[[ EXCERPTED RECORDS open ]]

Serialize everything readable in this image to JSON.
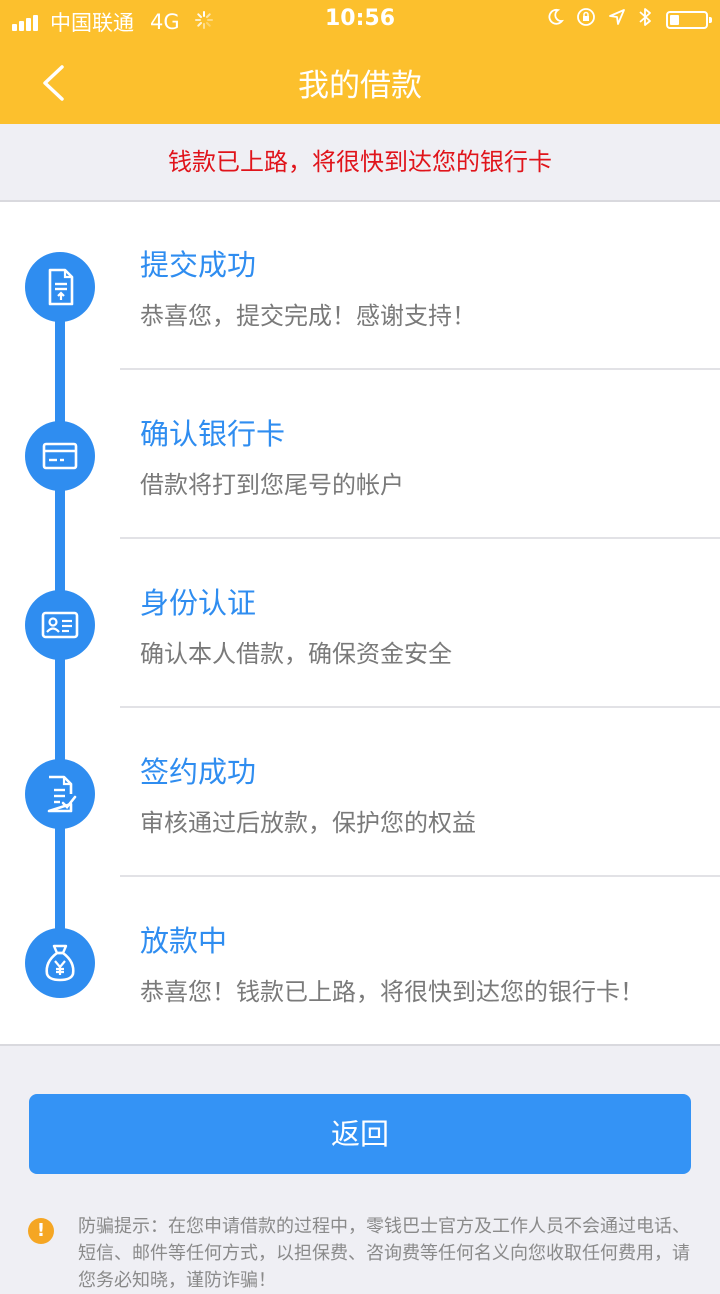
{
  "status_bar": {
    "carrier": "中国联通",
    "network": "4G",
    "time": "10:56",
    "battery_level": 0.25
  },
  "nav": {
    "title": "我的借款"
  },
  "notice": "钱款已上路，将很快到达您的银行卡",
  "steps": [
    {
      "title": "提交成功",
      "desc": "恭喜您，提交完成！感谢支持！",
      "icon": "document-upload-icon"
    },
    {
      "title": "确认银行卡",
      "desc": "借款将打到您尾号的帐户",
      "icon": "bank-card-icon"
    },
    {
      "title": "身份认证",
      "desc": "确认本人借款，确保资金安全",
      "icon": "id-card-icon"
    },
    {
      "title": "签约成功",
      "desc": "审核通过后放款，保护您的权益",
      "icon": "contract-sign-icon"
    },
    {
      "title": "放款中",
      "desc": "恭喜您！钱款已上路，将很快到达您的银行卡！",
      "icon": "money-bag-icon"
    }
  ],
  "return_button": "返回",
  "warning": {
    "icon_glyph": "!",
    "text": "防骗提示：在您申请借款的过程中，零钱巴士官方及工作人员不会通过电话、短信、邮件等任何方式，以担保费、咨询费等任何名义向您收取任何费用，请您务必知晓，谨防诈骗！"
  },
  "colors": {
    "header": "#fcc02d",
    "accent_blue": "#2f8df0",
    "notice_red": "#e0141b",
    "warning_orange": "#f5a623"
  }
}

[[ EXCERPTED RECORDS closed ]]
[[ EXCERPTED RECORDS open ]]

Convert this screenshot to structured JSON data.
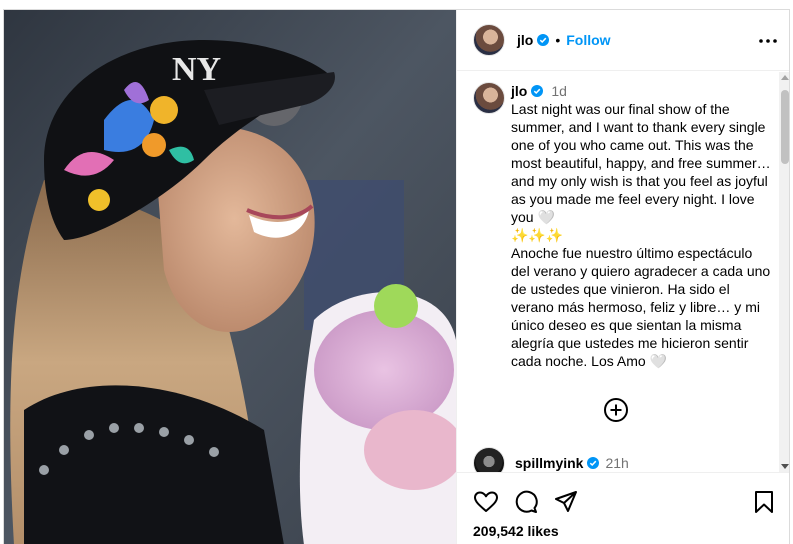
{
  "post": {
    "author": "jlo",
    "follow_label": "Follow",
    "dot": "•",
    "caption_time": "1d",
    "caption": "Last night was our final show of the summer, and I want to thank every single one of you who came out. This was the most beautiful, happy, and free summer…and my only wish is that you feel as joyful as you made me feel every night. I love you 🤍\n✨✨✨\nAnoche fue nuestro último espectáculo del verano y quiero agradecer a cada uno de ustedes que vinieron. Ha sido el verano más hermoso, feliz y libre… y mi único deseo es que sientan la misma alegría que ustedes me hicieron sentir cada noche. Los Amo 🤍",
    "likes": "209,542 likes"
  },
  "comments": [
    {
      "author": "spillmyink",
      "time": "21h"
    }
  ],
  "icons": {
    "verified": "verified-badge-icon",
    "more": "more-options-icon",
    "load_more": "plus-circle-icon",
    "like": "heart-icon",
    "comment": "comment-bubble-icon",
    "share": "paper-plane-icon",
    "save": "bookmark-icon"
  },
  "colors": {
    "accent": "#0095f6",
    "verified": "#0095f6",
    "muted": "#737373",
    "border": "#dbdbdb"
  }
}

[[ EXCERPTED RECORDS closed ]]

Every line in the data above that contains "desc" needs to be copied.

● WORKED SOLUTION
      "desc": "恭喜您，提交完成！感谢支持！",
      "desc": "借款将打到您尾号的帐户",
      "desc": "确认本人借款，确保资金安全",
      "desc": "审核通过后放款，保护您的权益",
      "desc": "恭喜您！钱款已上路，将很快到达您的银行卡！",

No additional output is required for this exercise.